|The not so small “small stuff”
It’s been said that “the small stuff won’t kill you, but death by a thousand cuts is no way to live.”
In the workplace, we call the “small stuff” micro-inequities – subtle, fleeting behaviors that diminish another person.
What a Micro-inequity Looks Like
Small slights are harder to recognize than blatant prejudice. So it’s helpful to know some common examples:
- Interrupting or cutting off a colleague
- Checking a smartphone during a presentation or conversation
- Assuming tasks will be assigned by gender (such as note taking during meetings)
- Overlooking a person during group introductions
- Calling someone a nickname they didn’t create or share

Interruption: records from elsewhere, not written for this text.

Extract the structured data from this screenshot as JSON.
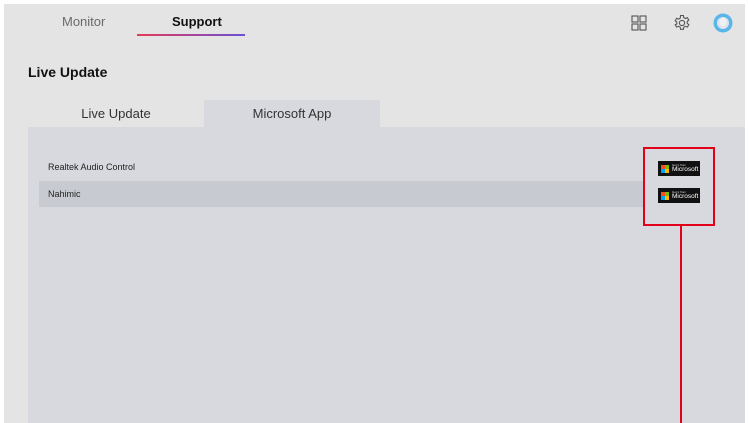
{
  "nav": {
    "tabs": [
      {
        "label": "Monitor",
        "active": false
      },
      {
        "label": "Support",
        "active": true
      }
    ],
    "icons": [
      "grid-icon",
      "gear-icon",
      "avatar-icon"
    ]
  },
  "section": {
    "title": "Live Update"
  },
  "subtabs": [
    {
      "label": "Live Update",
      "active": false
    },
    {
      "label": "Microsoft App",
      "active": true
    }
  ],
  "apps": [
    {
      "name": "Realtek Audio Control",
      "badge_small": "Get it from",
      "badge_big": "Microsoft"
    },
    {
      "name": "Nahimic",
      "badge_small": "Get it from",
      "badge_big": "Microsoft"
    }
  ],
  "colors": {
    "accent_red": "#e53a57",
    "accent_purple": "#6c4fd6",
    "callout": "#e3001b",
    "avatar": "#5ab6e8"
  }
}
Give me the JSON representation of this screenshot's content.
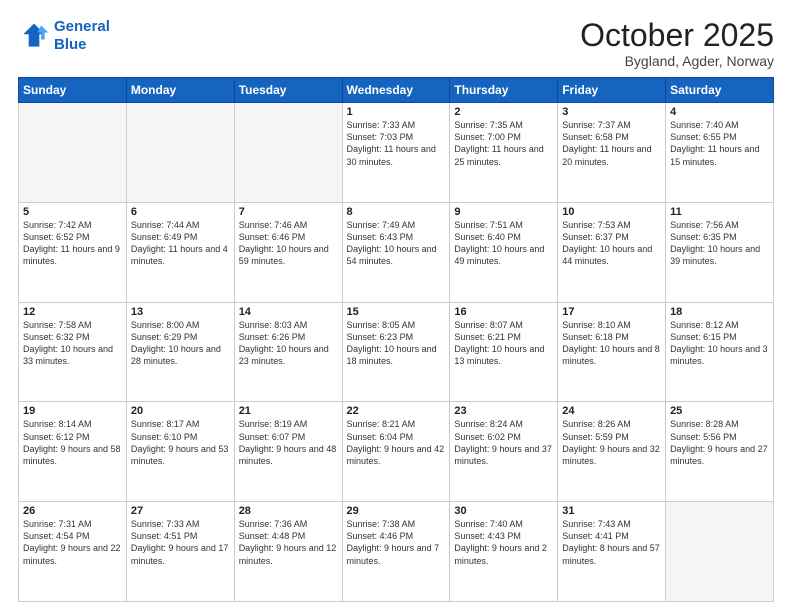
{
  "header": {
    "logo_line1": "General",
    "logo_line2": "Blue",
    "month": "October 2025",
    "location": "Bygland, Agder, Norway"
  },
  "weekdays": [
    "Sunday",
    "Monday",
    "Tuesday",
    "Wednesday",
    "Thursday",
    "Friday",
    "Saturday"
  ],
  "weeks": [
    [
      {
        "day": "",
        "text": ""
      },
      {
        "day": "",
        "text": ""
      },
      {
        "day": "",
        "text": ""
      },
      {
        "day": "1",
        "text": "Sunrise: 7:33 AM\nSunset: 7:03 PM\nDaylight: 11 hours\nand 30 minutes."
      },
      {
        "day": "2",
        "text": "Sunrise: 7:35 AM\nSunset: 7:00 PM\nDaylight: 11 hours\nand 25 minutes."
      },
      {
        "day": "3",
        "text": "Sunrise: 7:37 AM\nSunset: 6:58 PM\nDaylight: 11 hours\nand 20 minutes."
      },
      {
        "day": "4",
        "text": "Sunrise: 7:40 AM\nSunset: 6:55 PM\nDaylight: 11 hours\nand 15 minutes."
      }
    ],
    [
      {
        "day": "5",
        "text": "Sunrise: 7:42 AM\nSunset: 6:52 PM\nDaylight: 11 hours\nand 9 minutes."
      },
      {
        "day": "6",
        "text": "Sunrise: 7:44 AM\nSunset: 6:49 PM\nDaylight: 11 hours\nand 4 minutes."
      },
      {
        "day": "7",
        "text": "Sunrise: 7:46 AM\nSunset: 6:46 PM\nDaylight: 10 hours\nand 59 minutes."
      },
      {
        "day": "8",
        "text": "Sunrise: 7:49 AM\nSunset: 6:43 PM\nDaylight: 10 hours\nand 54 minutes."
      },
      {
        "day": "9",
        "text": "Sunrise: 7:51 AM\nSunset: 6:40 PM\nDaylight: 10 hours\nand 49 minutes."
      },
      {
        "day": "10",
        "text": "Sunrise: 7:53 AM\nSunset: 6:37 PM\nDaylight: 10 hours\nand 44 minutes."
      },
      {
        "day": "11",
        "text": "Sunrise: 7:56 AM\nSunset: 6:35 PM\nDaylight: 10 hours\nand 39 minutes."
      }
    ],
    [
      {
        "day": "12",
        "text": "Sunrise: 7:58 AM\nSunset: 6:32 PM\nDaylight: 10 hours\nand 33 minutes."
      },
      {
        "day": "13",
        "text": "Sunrise: 8:00 AM\nSunset: 6:29 PM\nDaylight: 10 hours\nand 28 minutes."
      },
      {
        "day": "14",
        "text": "Sunrise: 8:03 AM\nSunset: 6:26 PM\nDaylight: 10 hours\nand 23 minutes."
      },
      {
        "day": "15",
        "text": "Sunrise: 8:05 AM\nSunset: 6:23 PM\nDaylight: 10 hours\nand 18 minutes."
      },
      {
        "day": "16",
        "text": "Sunrise: 8:07 AM\nSunset: 6:21 PM\nDaylight: 10 hours\nand 13 minutes."
      },
      {
        "day": "17",
        "text": "Sunrise: 8:10 AM\nSunset: 6:18 PM\nDaylight: 10 hours\nand 8 minutes."
      },
      {
        "day": "18",
        "text": "Sunrise: 8:12 AM\nSunset: 6:15 PM\nDaylight: 10 hours\nand 3 minutes."
      }
    ],
    [
      {
        "day": "19",
        "text": "Sunrise: 8:14 AM\nSunset: 6:12 PM\nDaylight: 9 hours\nand 58 minutes."
      },
      {
        "day": "20",
        "text": "Sunrise: 8:17 AM\nSunset: 6:10 PM\nDaylight: 9 hours\nand 53 minutes."
      },
      {
        "day": "21",
        "text": "Sunrise: 8:19 AM\nSunset: 6:07 PM\nDaylight: 9 hours\nand 48 minutes."
      },
      {
        "day": "22",
        "text": "Sunrise: 8:21 AM\nSunset: 6:04 PM\nDaylight: 9 hours\nand 42 minutes."
      },
      {
        "day": "23",
        "text": "Sunrise: 8:24 AM\nSunset: 6:02 PM\nDaylight: 9 hours\nand 37 minutes."
      },
      {
        "day": "24",
        "text": "Sunrise: 8:26 AM\nSunset: 5:59 PM\nDaylight: 9 hours\nand 32 minutes."
      },
      {
        "day": "25",
        "text": "Sunrise: 8:28 AM\nSunset: 5:56 PM\nDaylight: 9 hours\nand 27 minutes."
      }
    ],
    [
      {
        "day": "26",
        "text": "Sunrise: 7:31 AM\nSunset: 4:54 PM\nDaylight: 9 hours\nand 22 minutes."
      },
      {
        "day": "27",
        "text": "Sunrise: 7:33 AM\nSunset: 4:51 PM\nDaylight: 9 hours\nand 17 minutes."
      },
      {
        "day": "28",
        "text": "Sunrise: 7:36 AM\nSunset: 4:48 PM\nDaylight: 9 hours\nand 12 minutes."
      },
      {
        "day": "29",
        "text": "Sunrise: 7:38 AM\nSunset: 4:46 PM\nDaylight: 9 hours\nand 7 minutes."
      },
      {
        "day": "30",
        "text": "Sunrise: 7:40 AM\nSunset: 4:43 PM\nDaylight: 9 hours\nand 2 minutes."
      },
      {
        "day": "31",
        "text": "Sunrise: 7:43 AM\nSunset: 4:41 PM\nDaylight: 8 hours\nand 57 minutes."
      },
      {
        "day": "",
        "text": ""
      }
    ]
  ]
}
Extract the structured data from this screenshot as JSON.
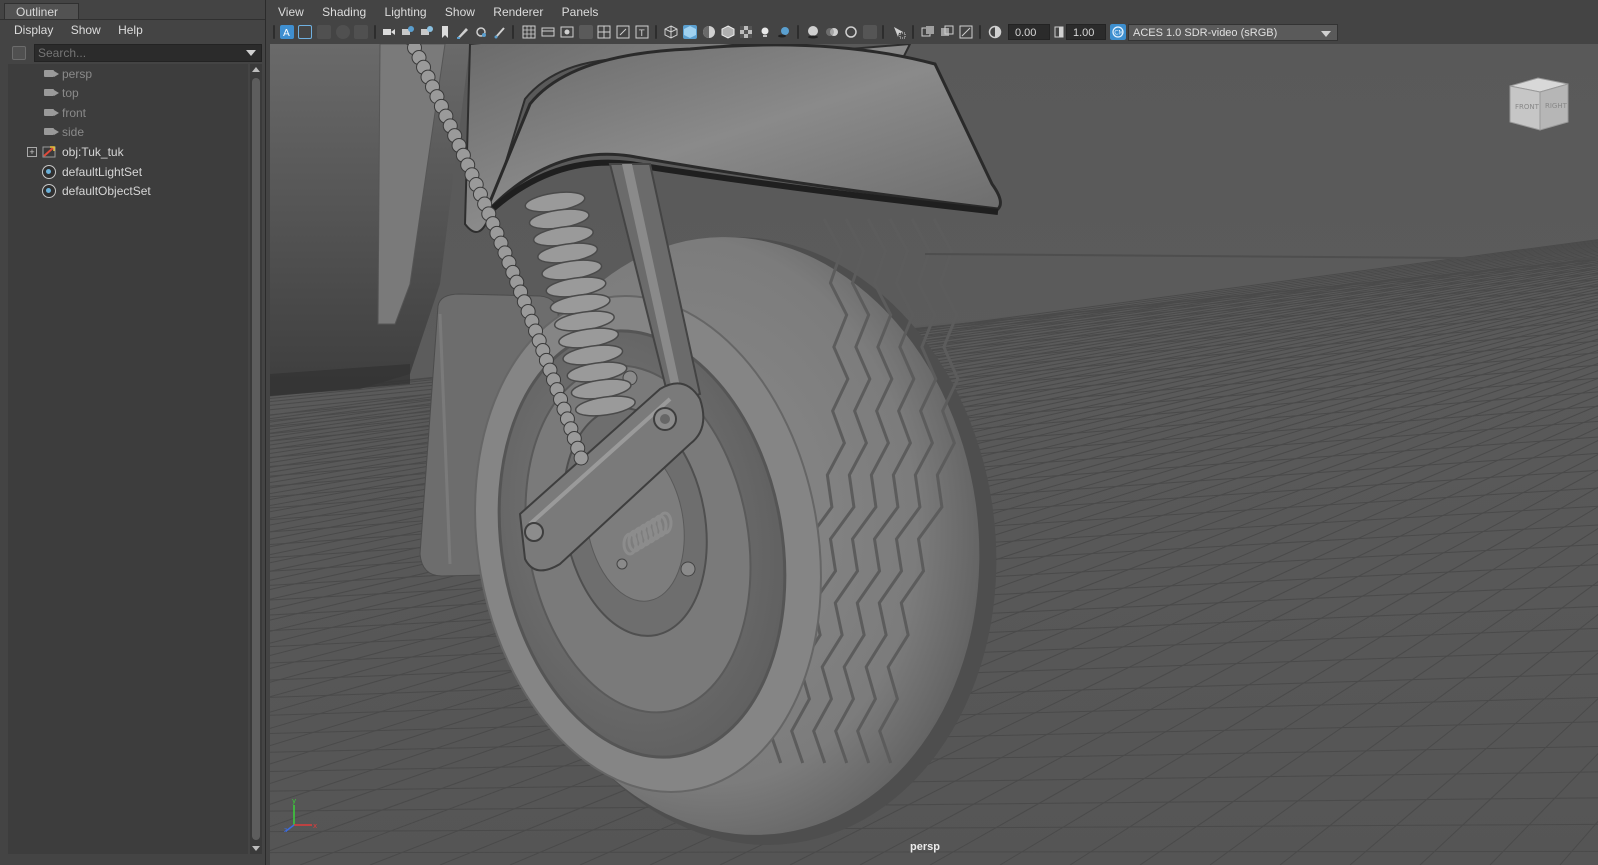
{
  "outliner": {
    "title": "Outliner",
    "menu": [
      "Display",
      "Show",
      "Help"
    ],
    "search_placeholder": "Search...",
    "items": [
      {
        "label": "persp",
        "icon": "camera-icon"
      },
      {
        "label": "top",
        "icon": "camera-icon"
      },
      {
        "label": "front",
        "icon": "camera-icon"
      },
      {
        "label": "side",
        "icon": "camera-icon"
      },
      {
        "label": "obj:Tuk_tuk",
        "icon": "transform-icon"
      },
      {
        "label": "defaultLightSet",
        "icon": "set-icon"
      },
      {
        "label": "defaultObjectSet",
        "icon": "set-icon"
      }
    ]
  },
  "panel": {
    "menu": [
      "View",
      "Shading",
      "Lighting",
      "Show",
      "Renderer",
      "Panels"
    ],
    "exposure": "0.00",
    "gamma": "1.00",
    "color_space": "ACES 1.0 SDR-video (sRGB)",
    "camera_label": "persp",
    "viewcube": {
      "front": "FRONT",
      "right": "RIGHT"
    }
  },
  "colors": {
    "ui_bg": "#444444",
    "accent": "#5a9fcf",
    "viewport_bg": "#5f5f5f"
  }
}
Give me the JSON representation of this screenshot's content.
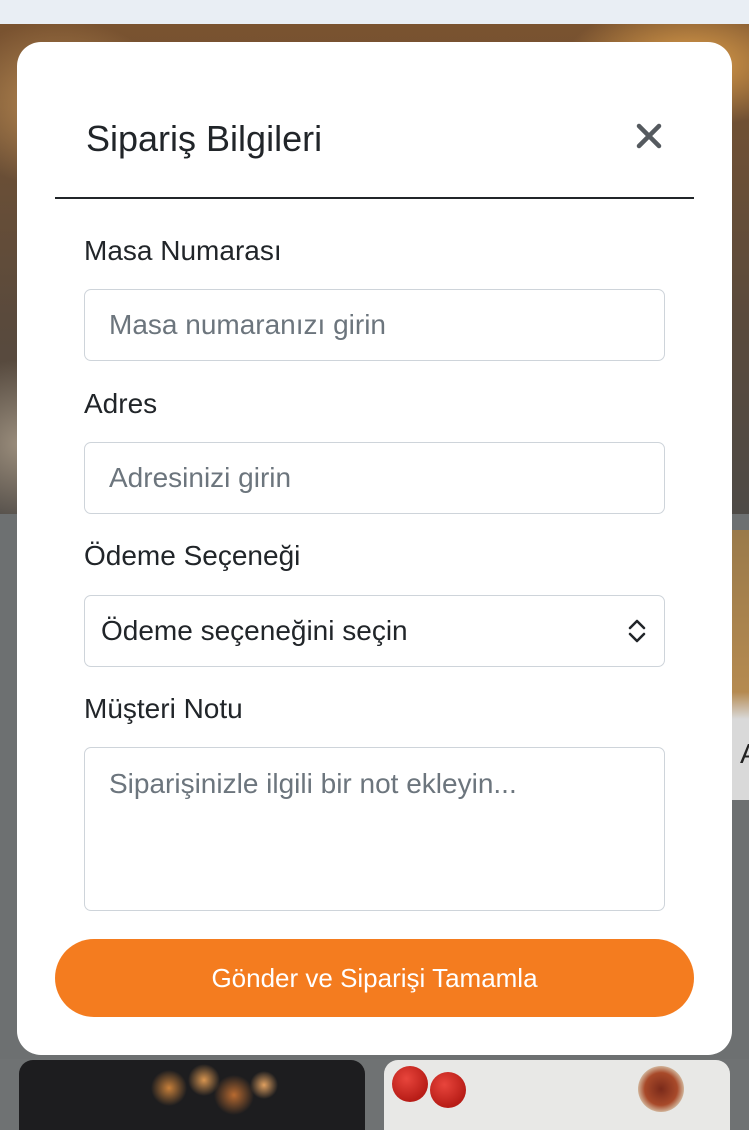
{
  "modal": {
    "title": "Sipariş Bilgileri",
    "close_icon": "close-icon"
  },
  "form": {
    "table_number": {
      "label": "Masa Numarası",
      "value": "",
      "placeholder": "Masa numaranızı girin"
    },
    "address": {
      "label": "Adres",
      "value": "",
      "placeholder": "Adresinizi girin"
    },
    "payment": {
      "label": "Ödeme Seçeneği",
      "selected": "Ödeme seçeneğini seçin",
      "icon": "chevron-updown-icon"
    },
    "note": {
      "label": "Müşteri Notu",
      "value": "",
      "placeholder": "Siparişinizle ilgili bir not ekleyin..."
    },
    "submit_label": "Gönder ve Siparişi Tamamla"
  },
  "background": {
    "partial_card_letter": "A"
  },
  "colors": {
    "accent": "#f47c1f",
    "text": "#212529",
    "placeholder": "#6c757d",
    "border": "#ced4da",
    "overlay": "#6d7071"
  }
}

- Saying, “What she’s really trying to say is . . . “
- Sighing and eye rolling
Why Putting A Stop To Micro-inequities Matters
Point one out and someone might respond, “I didn’t mean it like that,” or “You’re being overly sensitive.”
But the focus should be on productivity, not sensitivity. Working Mother points out how small affronts “can take their toll on an employee’s self-esteem and work performance.” As one woman told the magazine, “It erodes your morale and puts you on the defensive.”
In a March 2019 post, the Iowa State University professional development blog commented that “the results of micro-inequities are not trivial. . . [they] can lead to low productivity and turnover.”
What can be done
Working Mother recommends that companies train employees to recognize the hidden biases that lead to micro-inequities. One easy way companies can counter micro-inequities is to encourage what MIT’s Mary Rowe describes as micro-affirmations: subtle messages that let employees know they’re doing well and are expected to succeed.
For the rest of this month make it a point to do micro-affirmations whenever you can.
- Thank a teammate for her good attitude in the face of a challenging client.
- Offer to carry someone’s bag when their hands are full.
- Compliment someone just because.
- Commend someone for a job well done…in the moment
“Such consistent, appropriate affirmation can spread from one person to another, potentially raising morale and productivity,” Mary Rowe says.